▸ DIRECTIONS FOR THIS TASK
Please retype the records below exactly, omitting any images.

▸ INFORMATION PROVIDED
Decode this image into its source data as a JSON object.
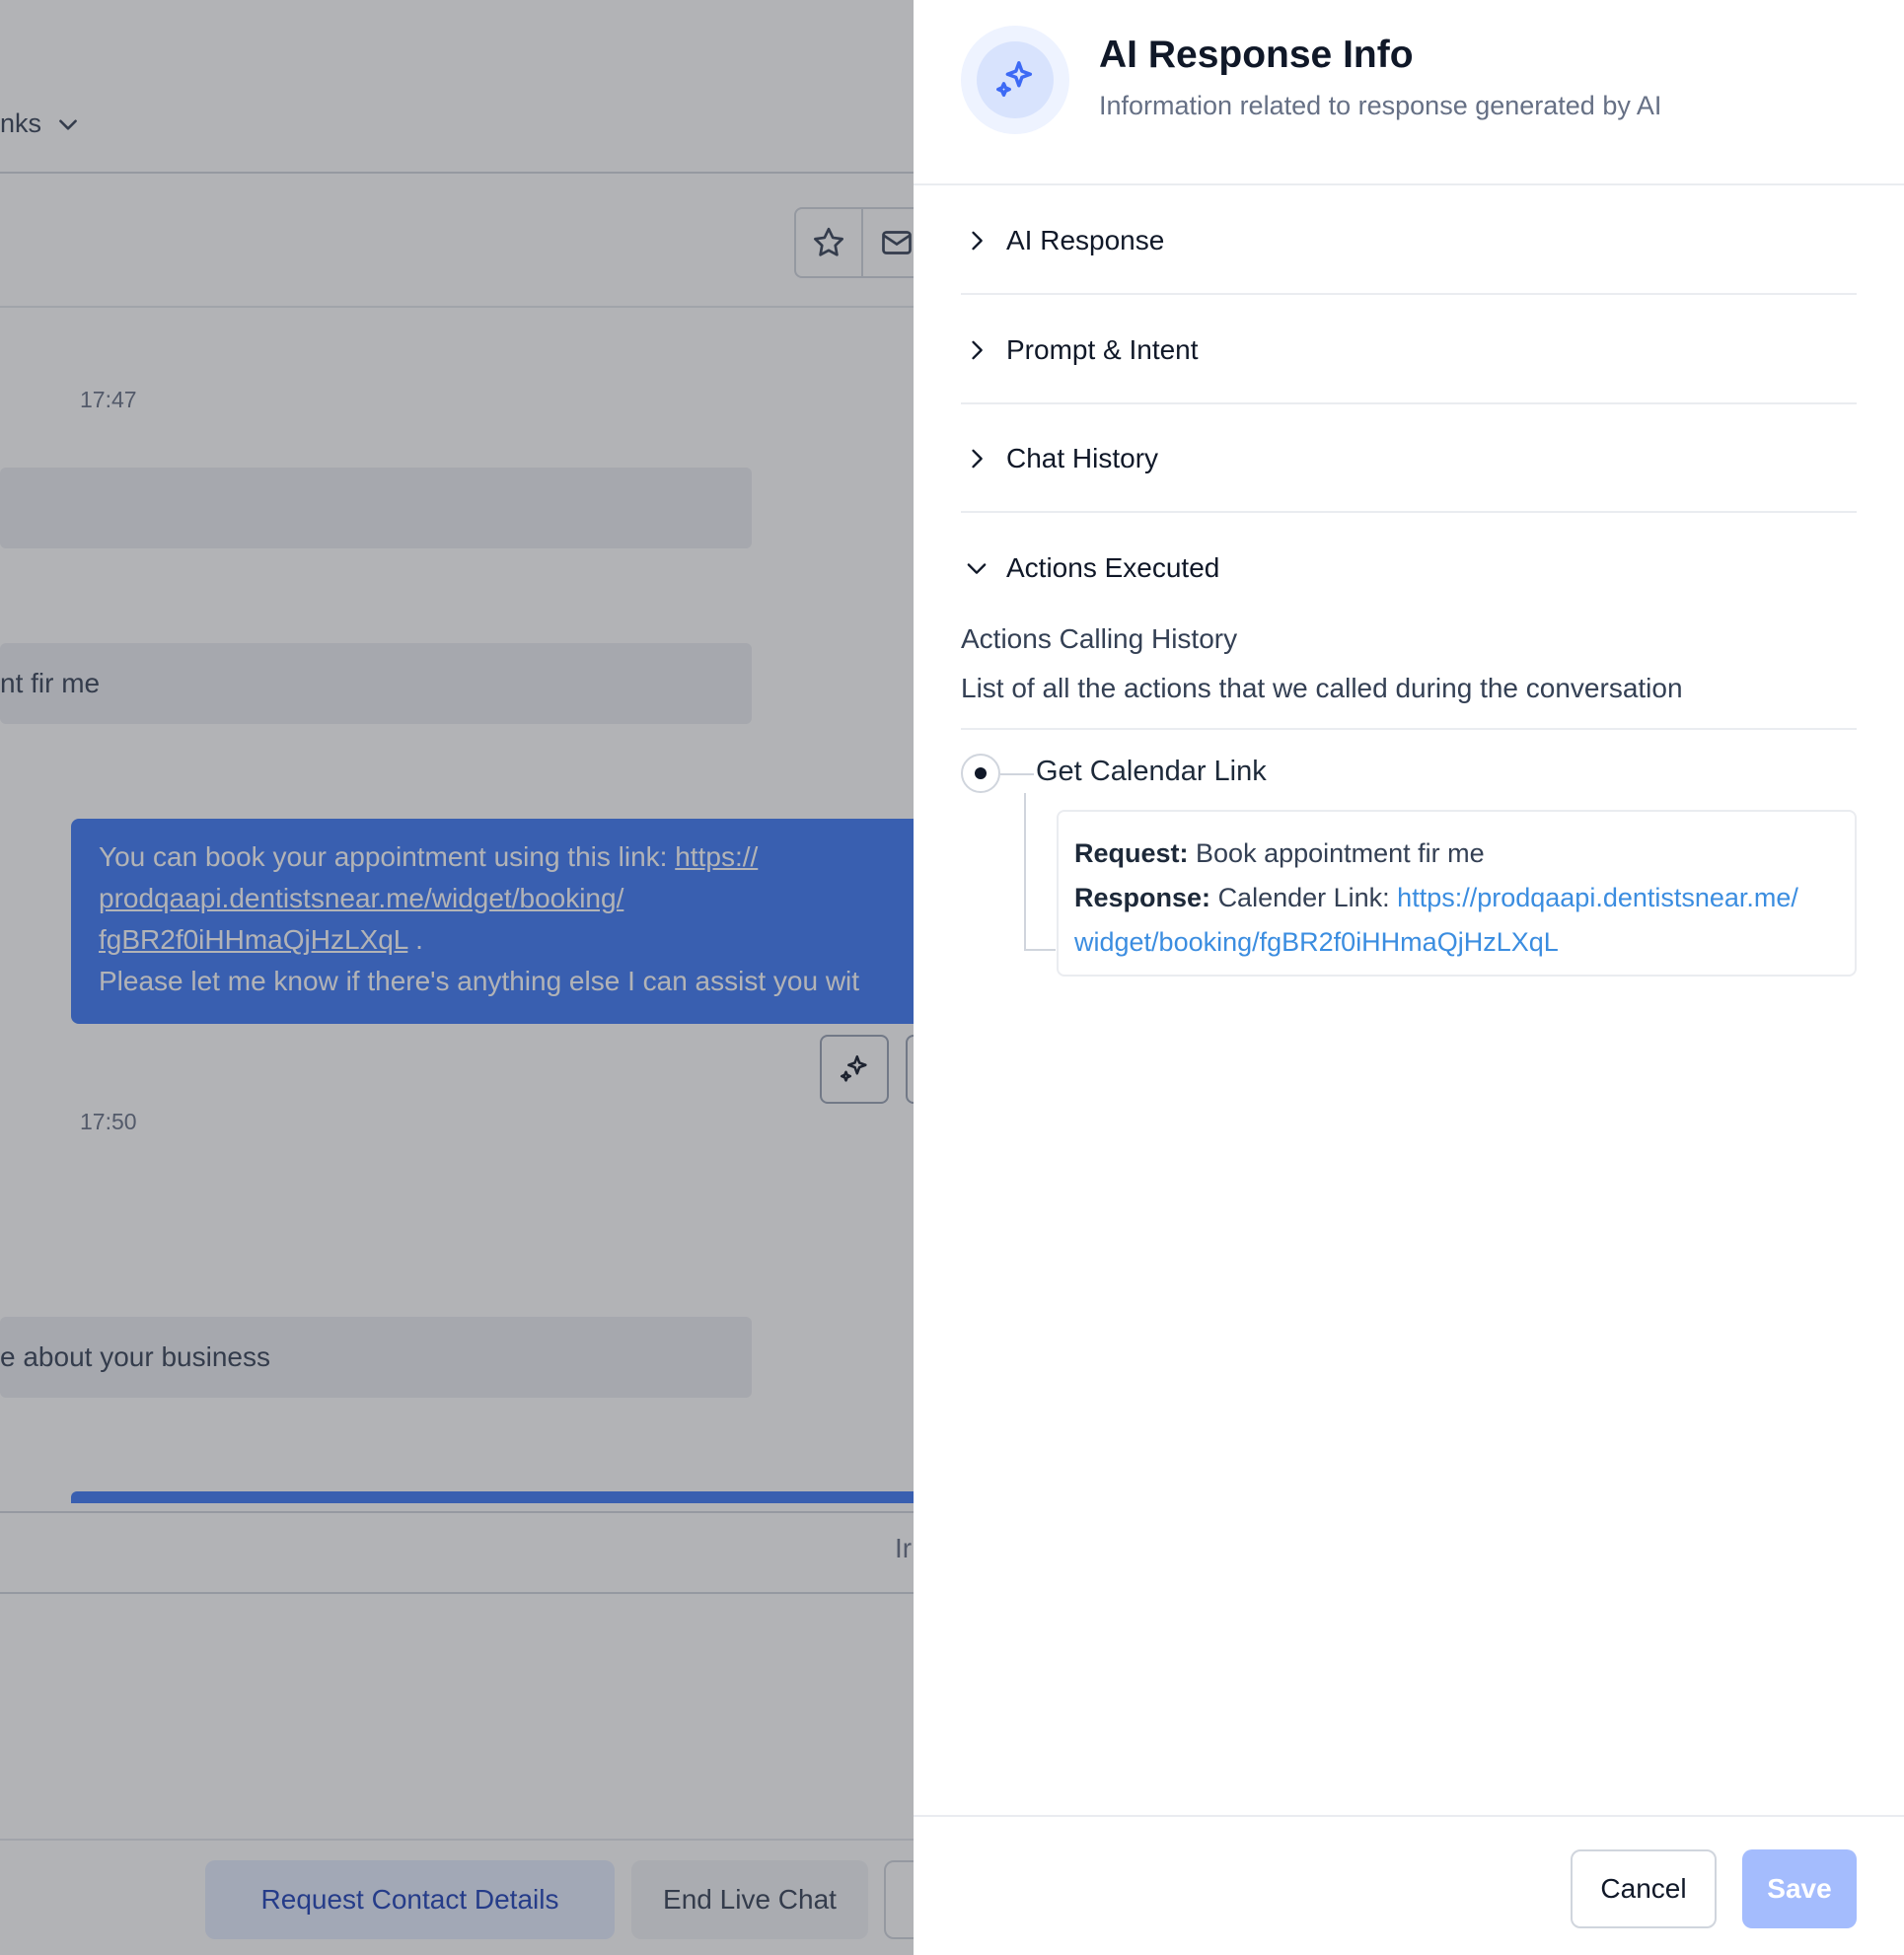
{
  "background": {
    "links_dropdown_label": "nks",
    "timestamps": [
      "17:47",
      "17:50"
    ],
    "incoming_messages": [
      "",
      "nt fir me",
      "e about your business"
    ],
    "outgoing_message": {
      "prefix": "You can book your appointment using this link: ",
      "link_line1": "https://",
      "link_line2": "prodqaapi.dentistsnear.me/widget/booking/",
      "link_line3": "fgBR2f0iHHmaQjHzLXqL",
      "after_link": " .",
      "line4": "Please let me know if there's anything else I can assist you wit"
    },
    "input_hint": "Ir",
    "footer_buttons": {
      "request_contact": "Request Contact Details",
      "end_chat": "End Live Chat"
    }
  },
  "drawer": {
    "title": "AI Response Info",
    "subtitle": "Information related to response generated by AI",
    "sections": [
      {
        "label": "AI Response",
        "expanded": false
      },
      {
        "label": "Prompt & Intent",
        "expanded": false
      },
      {
        "label": "Chat History",
        "expanded": false
      },
      {
        "label": "Actions Executed",
        "expanded": true
      }
    ],
    "actions": {
      "title": "Actions Calling History",
      "description": "List of all the actions that we called during the conversation",
      "items": [
        {
          "name": "Get Calendar Link",
          "request_label": "Request:",
          "request_value": "Book appointment fir me",
          "response_label": "Response:",
          "response_prefix": "Calender Link: ",
          "response_link_line1": "https://prodqaapi.dentistsnear.me/",
          "response_link_line2": "widget/booking/fgBR2f0iHHmaQjHzLXqL"
        }
      ]
    },
    "footer": {
      "cancel_label": "Cancel",
      "save_label": "Save"
    }
  },
  "colors": {
    "accent": "#3d78f5",
    "save_disabled": "#a4bcfd",
    "link": "#3b8de0"
  }
}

▸ FINISHED EXERCISE
Decode this image into its source data as a JSON object.
{
  "background": {
    "links_dropdown_label": "nks",
    "timestamps": [
      "17:47",
      "17:50"
    ],
    "incoming_messages": [
      "",
      "nt fir me",
      "e about your business"
    ],
    "outgoing_message": {
      "prefix": "You can book your appointment using this link: ",
      "link_line1": "https://",
      "link_line2": "prodqaapi.dentistsnear.me/widget/booking/",
      "link_line3": "fgBR2f0iHHmaQjHzLXqL",
      "after_link": " .",
      "line4": "Please let me know if there's anything else I can assist you wit"
    },
    "input_hint": "Ir",
    "footer_buttons": {
      "request_contact": "Request Contact Details",
      "end_chat": "End Live Chat"
    }
  },
  "drawer": {
    "title": "AI Response Info",
    "subtitle": "Information related to response generated by AI",
    "sections": [
      {
        "label": "AI Response",
        "expanded": false
      },
      {
        "label": "Prompt & Intent",
        "expanded": false
      },
      {
        "label": "Chat History",
        "expanded": false
      },
      {
        "label": "Actions Executed",
        "expanded": true
      }
    ],
    "actions": {
      "title": "Actions Calling History",
      "description": "List of all the actions that we called during the conversation",
      "items": [
        {
          "name": "Get Calendar Link",
          "request_label": "Request:",
          "request_value": "Book appointment fir me",
          "response_label": "Response:",
          "response_prefix": "Calender Link: ",
          "response_link_line1": "https://prodqaapi.dentistsnear.me/",
          "response_link_line2": "widget/booking/fgBR2f0iHHmaQjHzLXqL"
        }
      ]
    },
    "footer": {
      "cancel_label": "Cancel",
      "save_label": "Save"
    }
  },
  "colors": {
    "accent": "#3d78f5",
    "save_disabled": "#a4bcfd",
    "link": "#3b8de0"
  }
}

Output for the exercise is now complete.